100 years of architectural education at KU

The excellence of the KU Architecture Program and its students and alumni derives, in large measure, from the excellence of its faculty. Since Goldwin Goldsmith started building a program and a faculty a hundred years ago, this faculty has been characterized by a living connection to the most important and respected intellectual trends and movements in architectural education, by a cosmopolitanism that includes professional experiences in architecturally important centers of activity, by personal contacts and experiences with some of the leading and legendary members of the field, by a diversity of training and experience that is international in scope and attitude, by an affinity for rational and scientific approaches to architectural design and an openness to experimentation, and finally, by an aesthetic sensibility that is at once historically cultivated and socially humane. In this next decade that will lead to our Centennial in 2013, we share a unique and remarkable heritage—the historical momentum of excellence in architectural education.

 


Calendar & Events
Tonight the MoCoLab will be at the Kansas City Center for Architecture & Design, 1810 McGee, Kansas City, Mo. from 5:00 to 11:00 pm. It's part of Kansas City Design Week Celebration.

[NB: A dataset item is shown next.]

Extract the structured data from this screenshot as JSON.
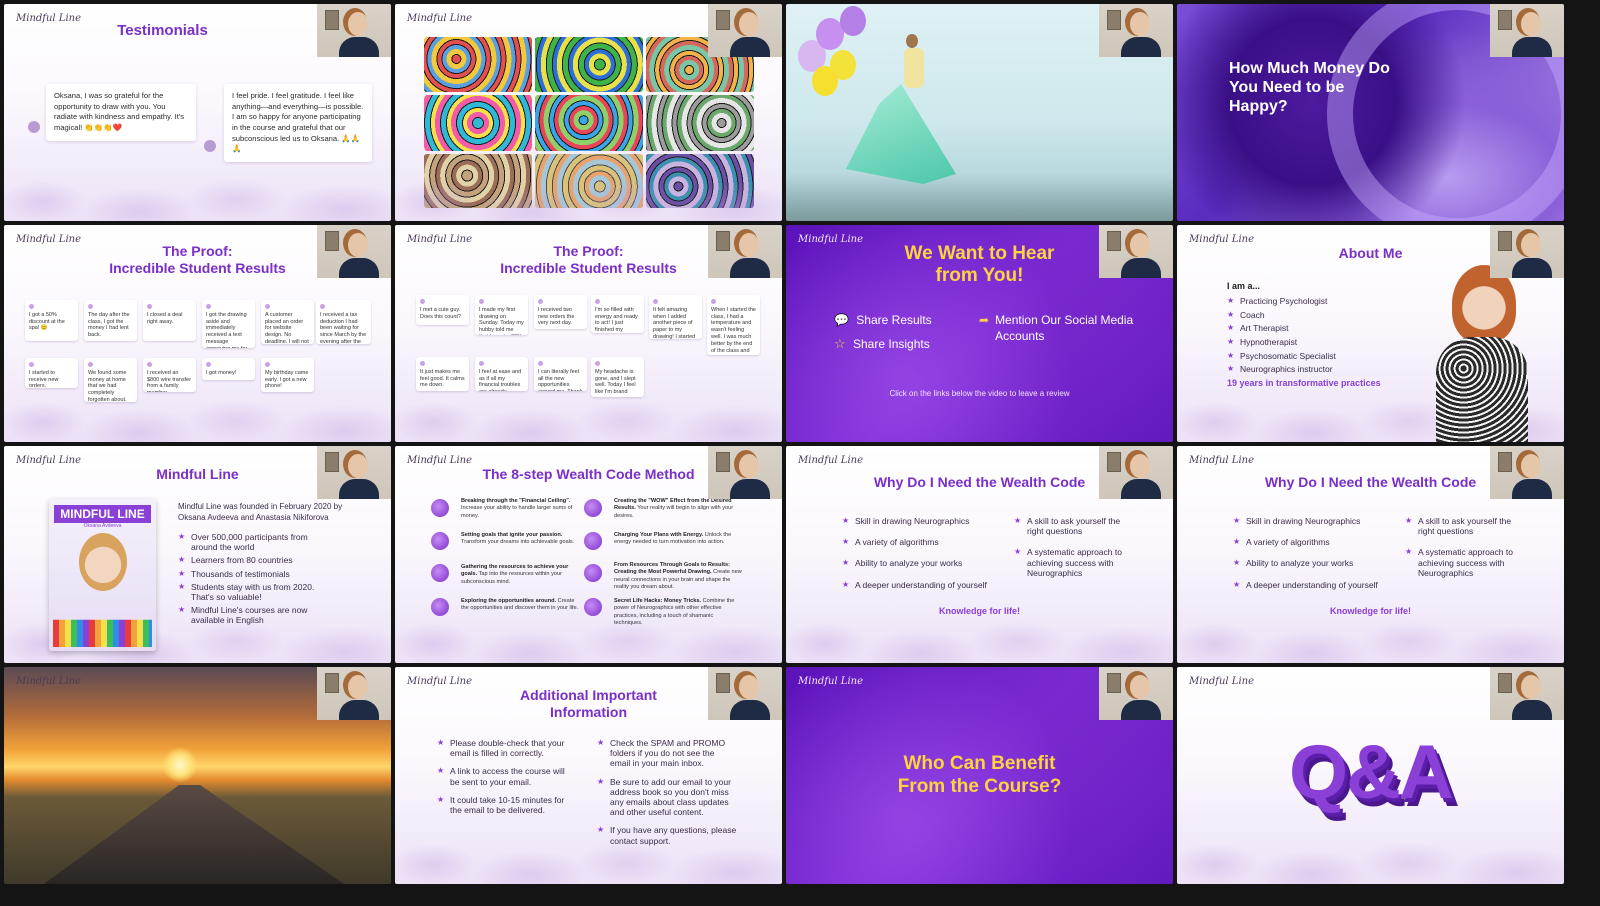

The MoCoLab will display an exhibit of KU Department of Architecture student work with a special emphasis on public interest design. More KU student work will be displayed at the Kansas City Design Center, 1020 Baltimore. The MoCoLab (short for "mobile collaboratory") is an Airstream trailer that was restored, and made into a mobile community center by students enrolled in Assoc. Professor Nils Gore's Studio 409 class last spring and summer.

Andrea Freear : "always a bit of sex in @RuralStudio projects." At # (re)engagedarchitecture symposium http://t.co/Rmk6ScE580
Lauded race and class historian becomes KU Foundation Professor David Roediger’s award-winning research and writing has already transformed how historians view the growth of social freedoms in America though the intersection of race, class, ethnicity, and labor. Now Roediger, as KU’s first Foundation Distinguished Professor of History (http://bit.ly/1AbAqYw), will continue to break new ground in those fields as he leads KU’s departments of American Studies and History. Roediger likes to study historical flash points — where one particular change brings a cascade of wider cultural changes. His latest book, “Seizing Freedom, Slave Emancipation and Liberty for All,” makes the point that as slaves began freeing themselves across the South during the Civil War, their emancipation inspired and ignited other cultural movements for freedom — such as the women’s movement for suffrage and the labor movement for better working conditions and an eight-hour day. Understanding the individual stories of average people who wanted to make their lives better, including slaves or factory workers, is important to understanding the wider political movements and elections, Roediger said. “It's tempting to think that all the important political questions have been decided,” he said, “but actually people are constantly thinking about what freedom would mean for them.”


One of 34 U.S. public institutions in the prestigious Association of American Universities
26 prestigious Rhodes Scholars — more than all other Kansas colleges combined
Nearly $290 million in financial aid annually
46 nationally ranked graduate programs.
—U.S. News & World Report
Top 50 nationwide for size of library collection.
—ALA
23rd nationwide for service to veterans —"Best for Vets," Military Times